*Again, this summary, and italic quotations, is taken from Snorri’s Edda (Faulkes translation) which is counting the binding as being punishment for Baldr’s death. However, fair warning, all the versions agree about what was done and how bad. So consider this your trigger warning of physical trauma, torture, murder, and for anyone who has emotional concerns or upset from this tale.
Knowing that the Aesir were angry with him, Loki ran away and hid on a certain mountain. There he made himself a house that had four doors so that he could see in all directions what dangers may be coming. In the daytime, he turned himself into a Salmon and hid in a waterfall called Franangr. One night, while sitting by the fire, he “Pondered what sort of device the Aesir would be likely to think up to catch him in the waterfall”. So he sat with some linen thread and tied knots in it to form a device that we now call a net. The first one ever made. But Odin had seen from Hlidskialf where Loki was located and they were fast approaching. Loki noticed the Aesir were not far away, and quickly threw the net into the fire and turned back into a salmon, and jumped out into the river.

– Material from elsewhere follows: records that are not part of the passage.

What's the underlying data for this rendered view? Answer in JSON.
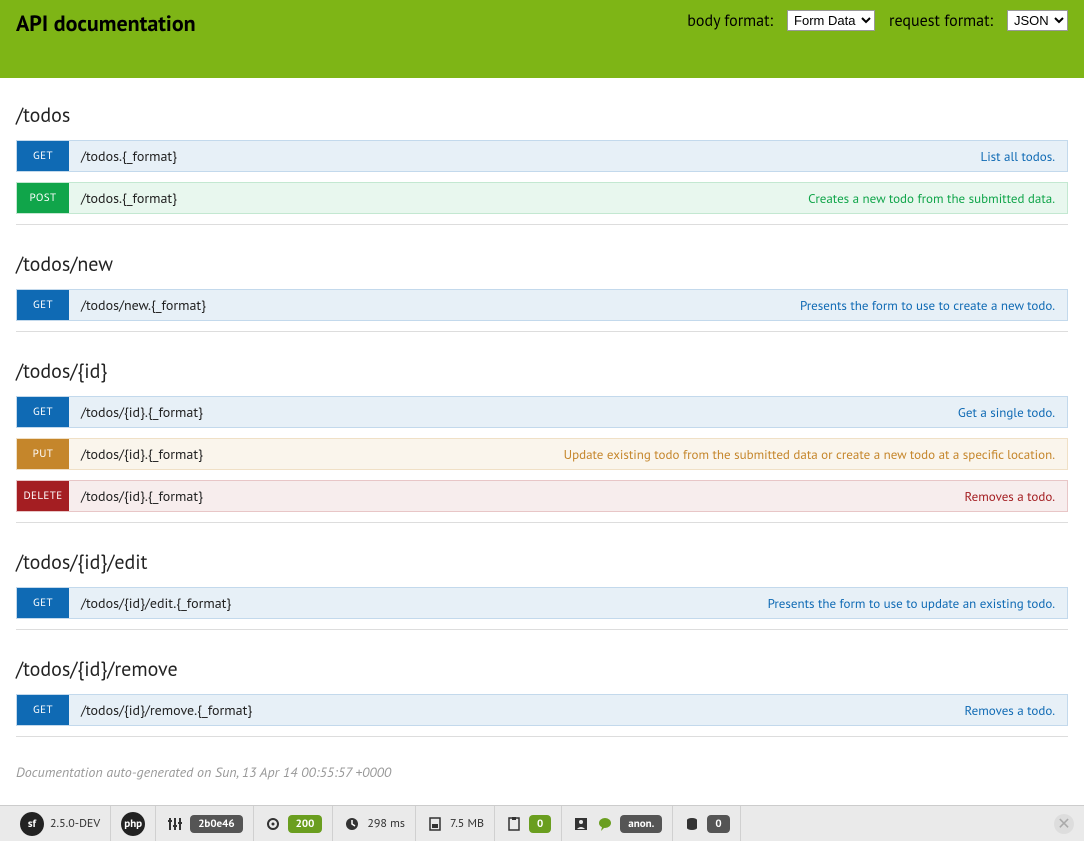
{
  "header": {
    "title": "API documentation",
    "body_format_label": "body format:",
    "body_format_value": "Form Data",
    "request_format_label": "request format:",
    "request_format_value": "JSON"
  },
  "sections": [
    {
      "title": "/todos",
      "endpoints": [
        {
          "method": "GET",
          "path": "/todos.{_format}",
          "desc": "List all todos."
        },
        {
          "method": "POST",
          "path": "/todos.{_format}",
          "desc": "Creates a new todo from the submitted data."
        }
      ]
    },
    {
      "title": "/todos/new",
      "endpoints": [
        {
          "method": "GET",
          "path": "/todos/new.{_format}",
          "desc": "Presents the form to use to create a new todo."
        }
      ]
    },
    {
      "title": "/todos/{id}",
      "endpoints": [
        {
          "method": "GET",
          "path": "/todos/{id}.{_format}",
          "desc": "Get a single todo."
        },
        {
          "method": "PUT",
          "path": "/todos/{id}.{_format}",
          "desc": "Update existing todo from the submitted data or create a new todo at a specific location."
        },
        {
          "method": "DELETE",
          "path": "/todos/{id}.{_format}",
          "desc": "Removes a todo."
        }
      ]
    },
    {
      "title": "/todos/{id}/edit",
      "endpoints": [
        {
          "method": "GET",
          "path": "/todos/{id}/edit.{_format}",
          "desc": "Presents the form to use to update an existing todo."
        }
      ]
    },
    {
      "title": "/todos/{id}/remove",
      "endpoints": [
        {
          "method": "GET",
          "path": "/todos/{id}/remove.{_format}",
          "desc": "Removes a todo."
        }
      ]
    }
  ],
  "footnote": "Documentation auto-generated on Sun, 13 Apr 14 00:55:57 +0000",
  "debug": {
    "version": "2.5.0-DEV",
    "php_label": "php",
    "token": "2b0e46",
    "status": "200",
    "time": "298 ms",
    "memory": "7.5 MB",
    "forms": "0",
    "user": "anon.",
    "db": "0"
  }
}
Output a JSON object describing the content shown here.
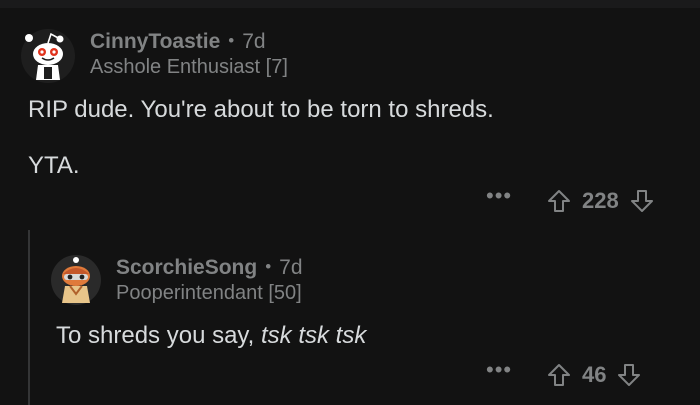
{
  "comments": [
    {
      "username": "CinnyToastie",
      "separator": "•",
      "age": "7d",
      "flair": "Asshole Enthusiast [7]",
      "paragraphs": [
        "RIP dude. You're about to be torn to shreds.",
        "YTA."
      ],
      "more_label": "•••",
      "score": "228",
      "avatar_icon": "snoo-avatar-icon"
    },
    {
      "username": "ScorchieSong",
      "separator": "•",
      "age": "7d",
      "flair": "Pooperintendant [50]",
      "text_plain": "To shreds you say, ",
      "text_italic": "tsk tsk tsk",
      "more_label": "•••",
      "score": "46",
      "avatar_icon": "snoo-avatar-icon"
    }
  ],
  "colors": {
    "background": "#121212",
    "text": "#d7dadc",
    "muted": "#818384",
    "thread_line": "#343536"
  }
}
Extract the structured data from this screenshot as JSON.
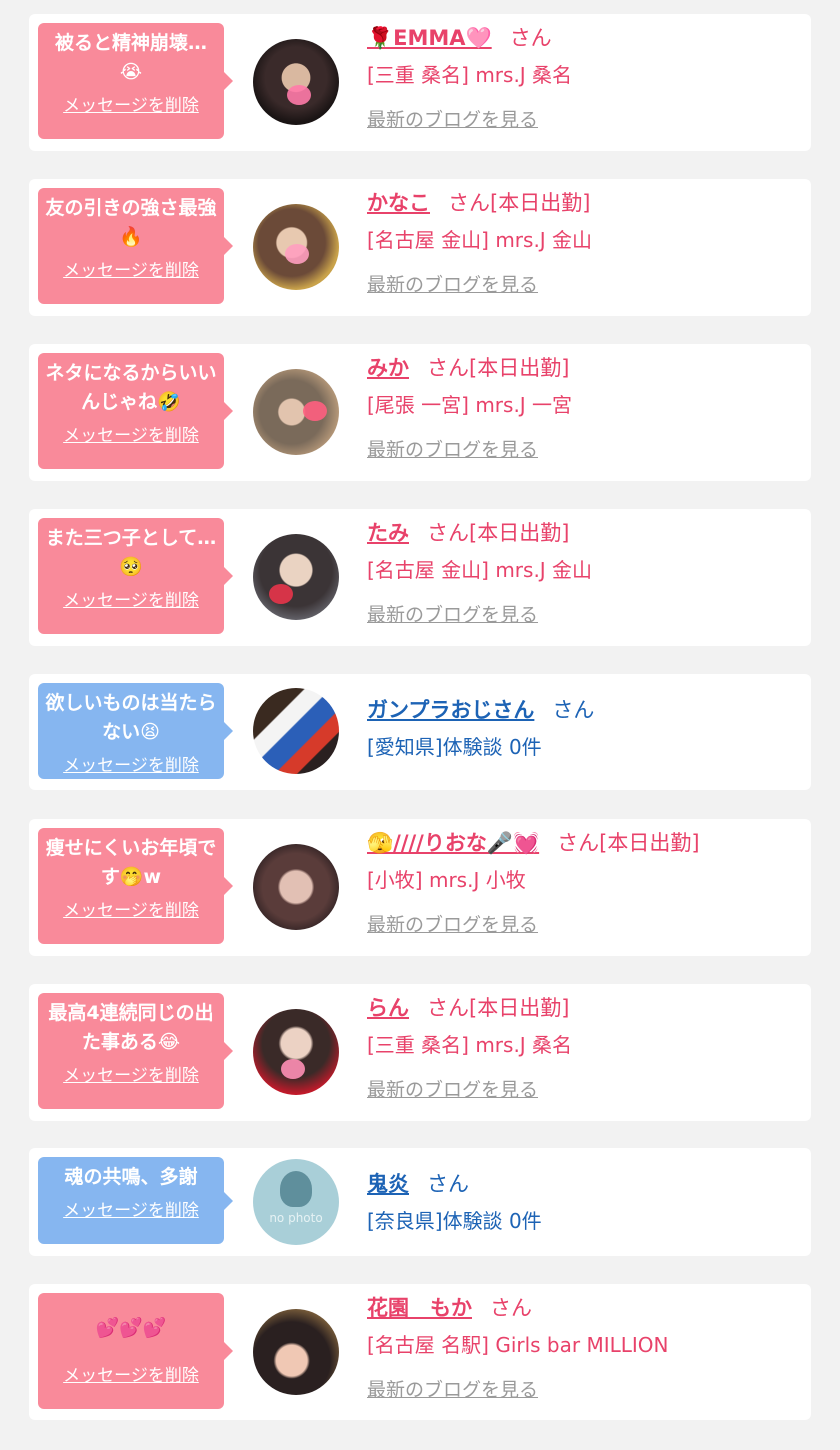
{
  "colors": {
    "pink_bubble": "#f98a9a",
    "blue_bubble": "#86b6f0",
    "pink_text": "#e8426a",
    "blue_text": "#1d63b5",
    "link_gray": "#9a9a9a"
  },
  "cards": [
    {
      "type": "pink",
      "message": "被ると精神崩壊…😭",
      "delete_label": "メッセージを削除",
      "name": "🌹EMMA🩷",
      "suffix": "さん",
      "store": "[三重 桑名] mrs.J 桑名",
      "blog": "最新のブログを見る",
      "avatar": "avatar-photo-emma"
    },
    {
      "type": "pink",
      "message": "友の引きの強さ最強🔥",
      "delete_label": "メッセージを削除",
      "name": "かなこ",
      "suffix": "さん[本日出勤]",
      "store": "[名古屋 金山] mrs.J 金山",
      "blog": "最新のブログを見る",
      "avatar": "avatar-photo-kanako"
    },
    {
      "type": "pink",
      "message": "ネタになるからいいんじゃね🤣",
      "delete_label": "メッセージを削除",
      "name": "みか",
      "suffix": "さん[本日出勤]",
      "store": "[尾張 一宮] mrs.J 一宮",
      "blog": "最新のブログを見る",
      "avatar": "avatar-photo-mika"
    },
    {
      "type": "pink",
      "message": "また三つ子として…🥺",
      "delete_label": "メッセージを削除",
      "name": "たみ",
      "suffix": "さん[本日出勤]",
      "store": "[名古屋 金山] mrs.J 金山",
      "blog": "最新のブログを見る",
      "avatar": "avatar-photo-tami"
    },
    {
      "type": "blue",
      "message": "欲しいものは当たらない😫",
      "delete_label": "メッセージを削除",
      "name": "ガンプラおじさん",
      "suffix": "さん",
      "store": "[愛知県]体験談 0件",
      "blog": "",
      "avatar": "avatar-photo-gundam"
    },
    {
      "type": "pink",
      "message": "痩せにくいお年頃です🤭w",
      "delete_label": "メッセージを削除",
      "name": "🫣////りおな🎤💓",
      "suffix": "さん[本日出勤]",
      "store": "[小牧] mrs.J 小牧",
      "blog": "最新のブログを見る",
      "avatar": "avatar-photo-riona"
    },
    {
      "type": "pink",
      "message": "最高4連続同じの出た事ある😂",
      "delete_label": "メッセージを削除",
      "name": "らん",
      "suffix": "さん[本日出勤]",
      "store": "[三重 桑名] mrs.J 桑名",
      "blog": "最新のブログを見る",
      "avatar": "avatar-photo-ran"
    },
    {
      "type": "blue",
      "message": "魂の共鳴、多謝",
      "delete_label": "メッセージを削除",
      "name": "鬼炎",
      "suffix": "さん",
      "store": "[奈良県]体験談 0件",
      "blog": "",
      "avatar": "avatar-no-photo",
      "avatar_text": "no photo"
    },
    {
      "type": "pink",
      "message": "💕💕💕",
      "delete_label": "メッセージを削除",
      "name": "花園　もか",
      "suffix": "さん",
      "store": "[名古屋 名駅] Girls bar MILLION",
      "blog": "最新のブログを見る",
      "avatar": "avatar-photo-moka"
    }
  ]
}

When the Aesir arrived, “the first to enter was the wisest of all, called Kvasir” who saw the shape of the ash in the fire and realized that what was burned was a device to catch fish. So he told the others and they set out to make a net like Loki had. When it was finished, they took the net out to the waterfall. “Thor held one end and all the Aesir held the other and they dragged the net”. But Loki went in front of the net and laid down between two stones. They dragged the net right over him and couldn’t catch him. So, they threw the net back into the water and weighted it down so that nothing could get under it. And Loki jumped over the net to the other side. This time, the Aesir saw where he went and Thor waded to the middle and they moved towards the sea with the net still weighted down to bottom. Loki knew that to go away from the net would land him into the sea and certain death. But he also knew that he would face that danger if he jumped back over the net up the waterfall. But that is the option he took. When he jumped, Thor caught him and Loki slipped through his hand but Thor caught him by the tail and gripped hard. “And it is for this reason that the salmon tapers towards the tail”. And in this way, Loki was captured. Then they took him to a cave and took three stones set on edge, and put a whole in each slab. Then they brought in Loki’s two sons Vali and Nari (or Narfi) and “The Aesir turned Vali into the form of a wolf and he tore his brother Narfi into pieces”. Then they used his guts to bind Loki across the three slabs under his shoulders, his loins, and backs of his knees. And then the bonds turned into Iron. Then Skadi got a poisonous snake and stationed it above Loki’s head so the poison would drip onto his face. And this is how they left him. But Sigyn stands next to him with a basin to catch the venom and keep it off of. But when the basin becomes full, she has to go and pour the venom away. And in the meantime, the poison drops down on Loki’s face and he jerks away so hard that the whole earth shakes. And that is what causes earthquakes. And “there he will lie in bonds until Ragnarok”.
*Discussion thoughts: One of the first things that stands out to me (aside from the tragedy) is that in this tale, there are three different instances of explanatory myth or origin story. We have here the invention of the net, why the salmon tapers at the tail, and why there are earthquakes. This is interesting because it is yet another example of Loki’s role as a trickster deity. As we discussed before, one of the qualities of a trickster is not just tricks but that they usually get into trouble (there fault or not), and that they bring things into the human world that we still have or see. Like the net, earthquakes, etc. In addition to that, it is also interesting for us to have more things we can associate with our deities and this helps with that. I actually have a fishing net hanging up over his altar like a mini-curtain. My next thought is, why would Loki make the very thing he thought they may use to catch him? Is it something about the destiny of bringing Ragnarok and knowing they’d eventually get him somehow? Or was he simply planning to test it the next day to see if it would in fact catch fish? Finally, we again have Iron featured in relation to a god and their power (or really lack there of) just like Thor’s iron gloves he must wear in order to use Mjlonr. Is this a suppressive trait Iron has on magik and god energy like it is known to have against evil spirits, fae and wee folk? Was that a borrowed idea or one that was christian add on showing the thing that binds what they call evil being able to bind and suppress pagan gods? Or is it just merely a reference to Iron being the strongest of medals they knew and had at the time of the myths? What are your thoughts on these? What do you feel or wonder or question about this tale? You can comment thoughts and questions if you wish. That’s all for now. See you again soon.